## WHAT IS BEING ASKED:
Report each line of the records where "this" occurs.

------ RECORDS FOR THE TASK ------

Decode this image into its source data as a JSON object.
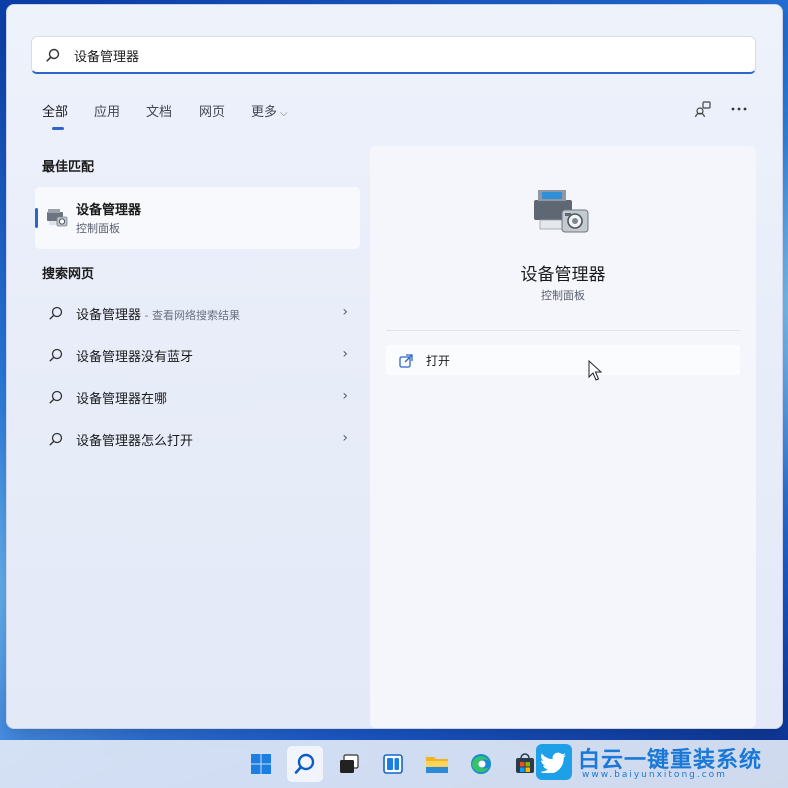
{
  "search": {
    "value": "设备管理器"
  },
  "tabs": [
    "全部",
    "应用",
    "文档",
    "网页",
    "更多"
  ],
  "best_match": {
    "section_title": "最佳匹配",
    "name": "设备管理器",
    "category": "控制面板"
  },
  "web_search": {
    "section_title": "搜索网页",
    "items": [
      {
        "label": "设备管理器",
        "hint": " - 查看网络搜索结果"
      },
      {
        "label": "设备管理器没有蓝牙",
        "hint": ""
      },
      {
        "label": "设备管理器在哪",
        "hint": ""
      },
      {
        "label": "设备管理器怎么打开",
        "hint": ""
      }
    ]
  },
  "preview": {
    "title": "设备管理器",
    "subtitle": "控制面板",
    "action_open": "打开"
  },
  "watermark": {
    "text": "白云一键重装系统",
    "url": "www.baiyunxitong.com"
  },
  "colors": {
    "accent": "#2f64c9"
  }
}
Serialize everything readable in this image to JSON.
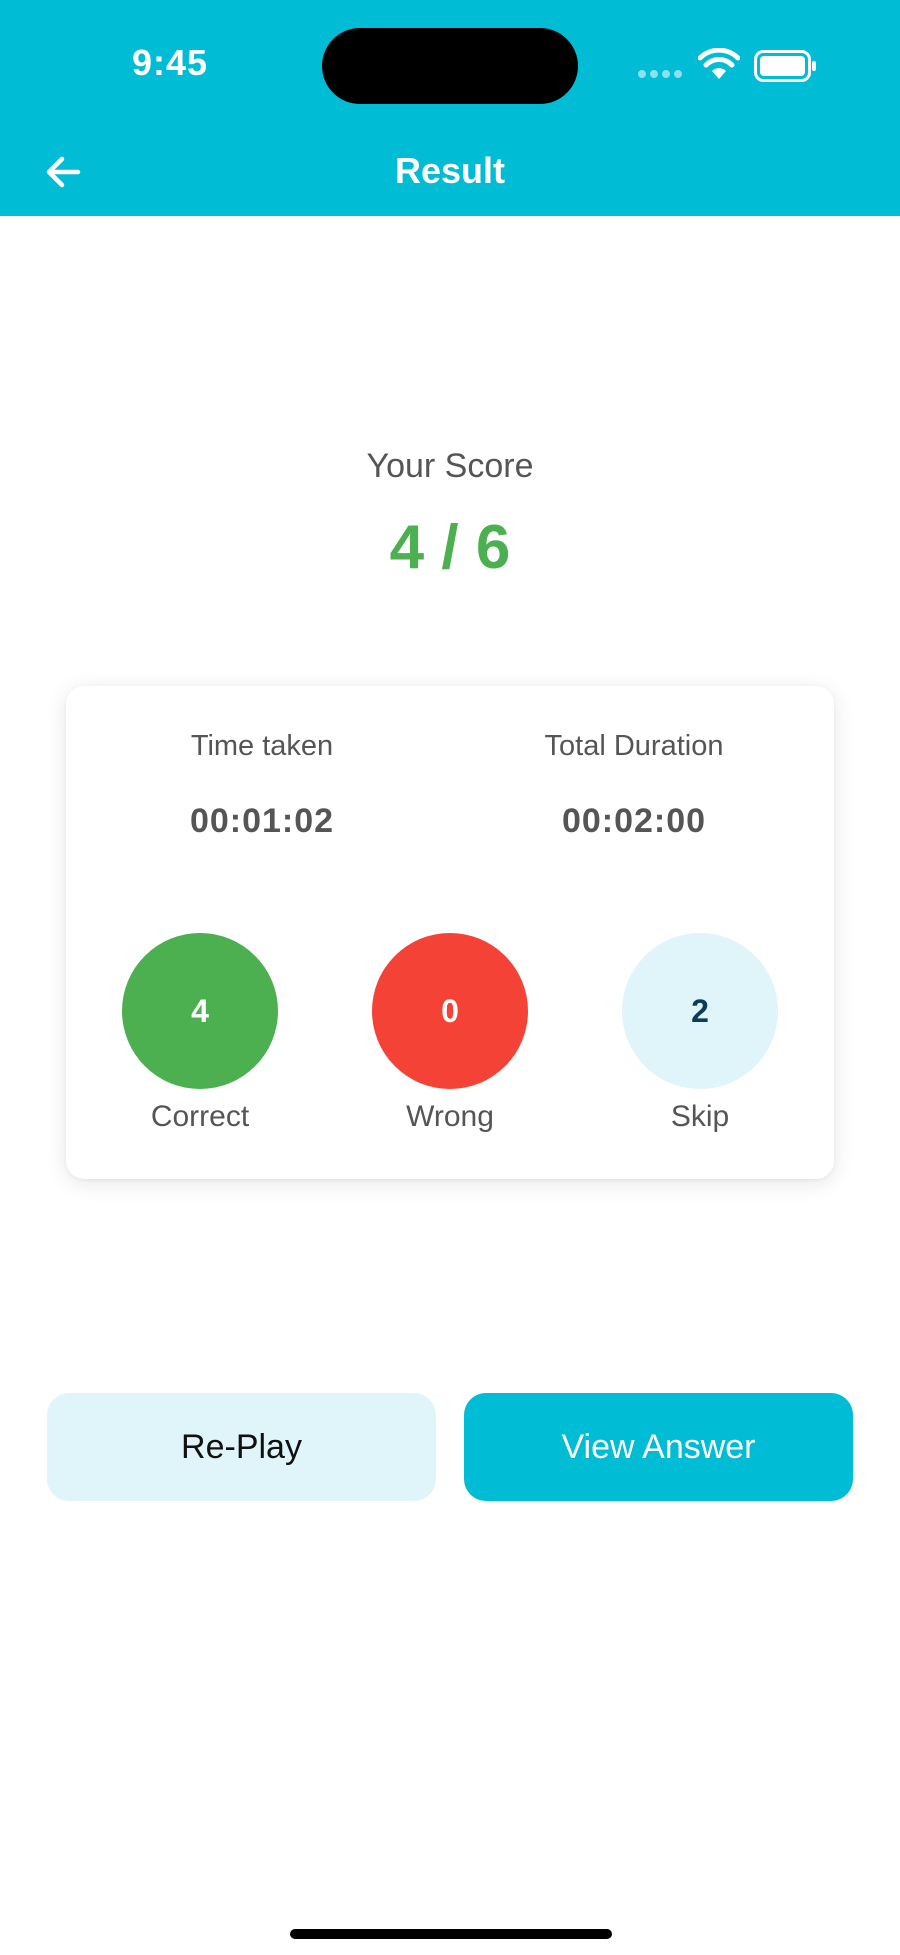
{
  "status_bar": {
    "time": "9:45",
    "icons": [
      "signal-dots-icon",
      "wifi-icon",
      "battery-icon"
    ]
  },
  "header": {
    "title": "Result",
    "back_icon": "arrow-left-icon"
  },
  "score": {
    "label": "Your Score",
    "value": "4 / 6"
  },
  "stats": {
    "time_taken_label": "Time taken",
    "time_taken_value": "00:01:02",
    "total_duration_label": "Total Duration",
    "total_duration_value": "00:02:00"
  },
  "results": {
    "correct": {
      "count": "4",
      "label": "Correct"
    },
    "wrong": {
      "count": "0",
      "label": "Wrong"
    },
    "skip": {
      "count": "2",
      "label": "Skip"
    }
  },
  "actions": {
    "replay_label": "Re-Play",
    "view_answer_label": "View Answer"
  },
  "colors": {
    "primary": "#00BCD4",
    "correct": "#4CAF50",
    "wrong": "#F44336",
    "skip": "#E0F5F9",
    "score_text": "#4CAF50"
  }
}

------

## RESPONSE:
Decode this image into its source data as a JSON object.
Serialize everything readable in this image to JSON.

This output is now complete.